* _Work instruction_
Each record should be copied exactly into the answer, and no picture should go with it.

* _Material shown_

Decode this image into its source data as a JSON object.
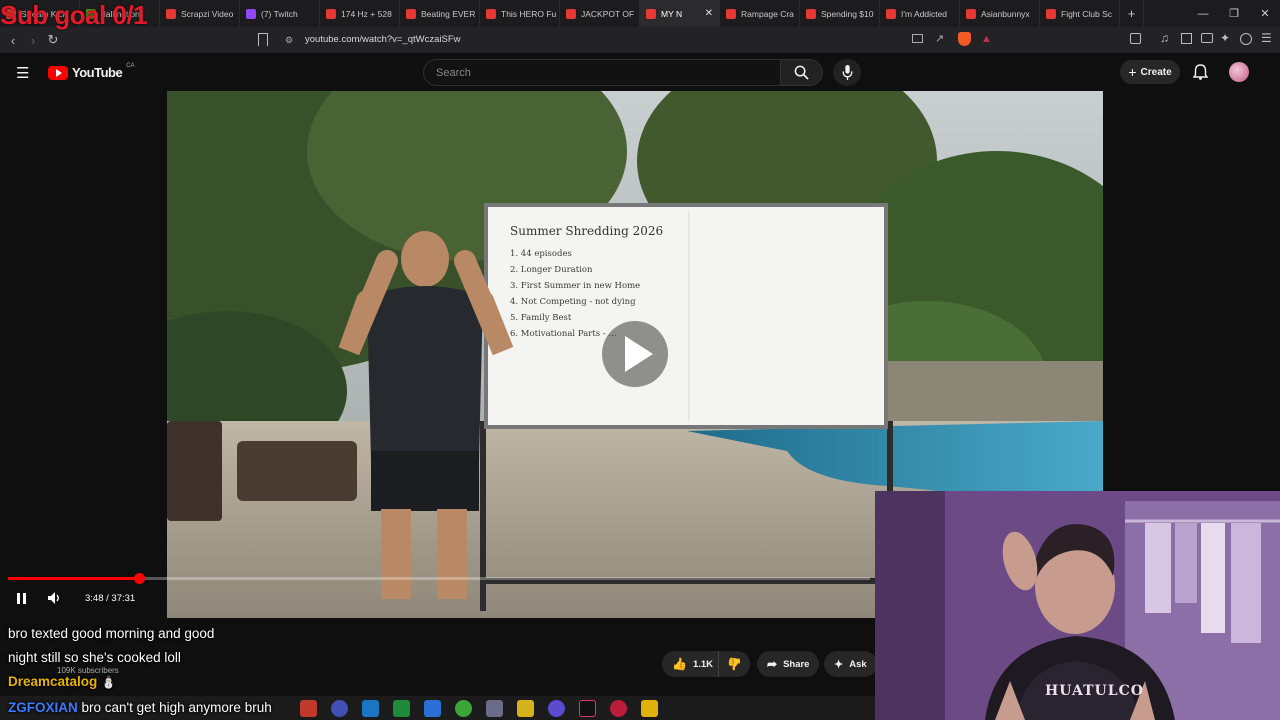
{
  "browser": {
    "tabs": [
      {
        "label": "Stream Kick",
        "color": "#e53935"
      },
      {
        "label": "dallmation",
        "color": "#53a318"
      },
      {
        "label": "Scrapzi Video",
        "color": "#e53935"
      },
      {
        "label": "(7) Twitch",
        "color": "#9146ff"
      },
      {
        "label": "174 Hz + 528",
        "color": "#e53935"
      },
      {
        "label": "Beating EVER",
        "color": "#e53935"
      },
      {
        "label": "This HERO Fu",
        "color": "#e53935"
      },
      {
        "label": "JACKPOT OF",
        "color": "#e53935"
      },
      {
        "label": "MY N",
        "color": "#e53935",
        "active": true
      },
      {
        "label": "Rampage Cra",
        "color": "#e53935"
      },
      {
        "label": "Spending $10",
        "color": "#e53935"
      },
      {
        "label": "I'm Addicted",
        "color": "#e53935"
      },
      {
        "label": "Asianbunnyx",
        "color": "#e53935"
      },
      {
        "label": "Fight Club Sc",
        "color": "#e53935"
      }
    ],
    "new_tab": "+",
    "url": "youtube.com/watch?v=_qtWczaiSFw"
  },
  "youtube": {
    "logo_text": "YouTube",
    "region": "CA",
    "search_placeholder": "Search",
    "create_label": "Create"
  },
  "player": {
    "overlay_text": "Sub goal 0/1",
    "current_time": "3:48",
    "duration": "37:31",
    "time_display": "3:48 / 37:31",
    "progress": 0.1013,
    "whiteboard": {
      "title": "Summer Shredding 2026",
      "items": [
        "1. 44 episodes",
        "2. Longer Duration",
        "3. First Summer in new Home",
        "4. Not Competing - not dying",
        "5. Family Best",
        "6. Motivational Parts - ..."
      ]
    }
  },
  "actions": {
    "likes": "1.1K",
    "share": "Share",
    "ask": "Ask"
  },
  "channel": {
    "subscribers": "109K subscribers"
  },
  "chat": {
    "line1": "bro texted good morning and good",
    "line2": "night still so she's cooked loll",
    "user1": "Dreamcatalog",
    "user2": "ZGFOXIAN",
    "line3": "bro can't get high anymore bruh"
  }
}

* _Task result_
Decode this image into its source data as a JSON object.
{
  "browser": {
    "tabs": [
      {
        "label": "Stream Kick",
        "color": "#e53935"
      },
      {
        "label": "dallmation",
        "color": "#53a318"
      },
      {
        "label": "Scrapzi Video",
        "color": "#e53935"
      },
      {
        "label": "(7) Twitch",
        "color": "#9146ff"
      },
      {
        "label": "174 Hz + 528",
        "color": "#e53935"
      },
      {
        "label": "Beating EVER",
        "color": "#e53935"
      },
      {
        "label": "This HERO Fu",
        "color": "#e53935"
      },
      {
        "label": "JACKPOT OF",
        "color": "#e53935"
      },
      {
        "label": "MY N",
        "color": "#e53935",
        "active": true
      },
      {
        "label": "Rampage Cra",
        "color": "#e53935"
      },
      {
        "label": "Spending $10",
        "color": "#e53935"
      },
      {
        "label": "I'm Addicted",
        "color": "#e53935"
      },
      {
        "label": "Asianbunnyx",
        "color": "#e53935"
      },
      {
        "label": "Fight Club Sc",
        "color": "#e53935"
      }
    ],
    "new_tab": "+",
    "url": "youtube.com/watch?v=_qtWczaiSFw"
  },
  "youtube": {
    "logo_text": "YouTube",
    "region": "CA",
    "search_placeholder": "Search",
    "create_label": "Create"
  },
  "player": {
    "overlay_text": "Sub goal 0/1",
    "current_time": "3:48",
    "duration": "37:31",
    "time_display": "3:48 / 37:31",
    "progress": 0.1013,
    "whiteboard": {
      "title": "Summer Shredding 2026",
      "items": [
        "1. 44 episodes",
        "2. Longer Duration",
        "3. First Summer in new Home",
        "4. Not Competing - not dying",
        "5. Family Best",
        "6. Motivational Parts - ..."
      ]
    }
  },
  "actions": {
    "likes": "1.1K",
    "share": "Share",
    "ask": "Ask"
  },
  "channel": {
    "subscribers": "109K subscribers"
  },
  "chat": {
    "line1": "bro texted good morning and good",
    "line2": "night still so she's cooked loll",
    "user1": "Dreamcatalog",
    "user2": "ZGFOXIAN",
    "line3": "bro can't get high anymore bruh"
  }
}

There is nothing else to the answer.